## TASK REQUIREMENTS
Record by record, write out the listing word for word while omitting pictures.

## PROVIDED RECORDS
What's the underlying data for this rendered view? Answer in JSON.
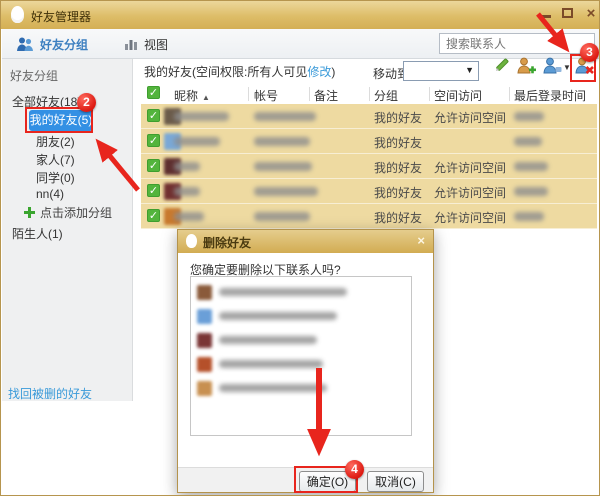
{
  "window": {
    "title": "好友管理器"
  },
  "toolbar": {
    "groups": "好友分组",
    "view": "视图",
    "search_placeholder": "搜索联系人"
  },
  "sidebar": {
    "header": "好友分组",
    "all_friends": "全部好友(18)",
    "my_friends": "我的好友(5)",
    "friends": "朋友(2)",
    "family": "家人(7)",
    "classmates": "同学(0)",
    "nn": "nn(4)",
    "add_group": "点击添加分组",
    "strangers": "陌生人(1)",
    "recover_link": "找回被删的好友"
  },
  "main": {
    "header_prefix": "我的好友(空间权限:所有人可见",
    "modify_link": "修改",
    "header_suffix": ")",
    "move_to": "移动到",
    "table": {
      "columns": [
        "昵称",
        "帐号",
        "备注",
        "分组",
        "空间访问",
        "最后登录时间"
      ],
      "rows": [
        {
          "group": "我的好友",
          "access": "允许访问空间"
        },
        {
          "group": "我的好友",
          "access": ""
        },
        {
          "group": "我的好友",
          "access": "允许访问空间"
        },
        {
          "group": "我的好友",
          "access": "允许访问空间"
        },
        {
          "group": "我的好友",
          "access": "允许访问空间"
        }
      ]
    }
  },
  "dialog": {
    "title": "删除好友",
    "message": "您确定要删除以下联系人吗?",
    "ok": "确定(O)",
    "cancel": "取消(C)"
  },
  "annotations": {
    "step2": "2",
    "step3": "3",
    "step4": "4"
  },
  "colors": {
    "title_gold": "#d6b25c",
    "accent_blue": "#3390e4",
    "link_blue": "#3a9ad9",
    "row_tan": "#eedaa1",
    "annotation_red": "#e8251d",
    "checkbox_green": "#53b43c"
  }
}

## REPLY TO THE EXERCISE
What's the underlying data for this rendered view? Answer in JSON.
{
  "window": {
    "title": "好友管理器"
  },
  "toolbar": {
    "groups": "好友分组",
    "view": "视图",
    "search_placeholder": "搜索联系人"
  },
  "sidebar": {
    "header": "好友分组",
    "all_friends": "全部好友(18)",
    "my_friends": "我的好友(5)",
    "friends": "朋友(2)",
    "family": "家人(7)",
    "classmates": "同学(0)",
    "nn": "nn(4)",
    "add_group": "点击添加分组",
    "strangers": "陌生人(1)",
    "recover_link": "找回被删的好友"
  },
  "main": {
    "header_prefix": "我的好友(空间权限:所有人可见",
    "modify_link": "修改",
    "header_suffix": ")",
    "move_to": "移动到",
    "table": {
      "columns": [
        "昵称",
        "帐号",
        "备注",
        "分组",
        "空间访问",
        "最后登录时间"
      ],
      "rows": [
        {
          "group": "我的好友",
          "access": "允许访问空间"
        },
        {
          "group": "我的好友",
          "access": ""
        },
        {
          "group": "我的好友",
          "access": "允许访问空间"
        },
        {
          "group": "我的好友",
          "access": "允许访问空间"
        },
        {
          "group": "我的好友",
          "access": "允许访问空间"
        }
      ]
    }
  },
  "dialog": {
    "title": "删除好友",
    "message": "您确定要删除以下联系人吗?",
    "ok": "确定(O)",
    "cancel": "取消(C)"
  },
  "annotations": {
    "step2": "2",
    "step3": "3",
    "step4": "4"
  },
  "colors": {
    "title_gold": "#d6b25c",
    "accent_blue": "#3390e4",
    "link_blue": "#3a9ad9",
    "row_tan": "#eedaa1",
    "annotation_red": "#e8251d",
    "checkbox_green": "#53b43c"
  }
}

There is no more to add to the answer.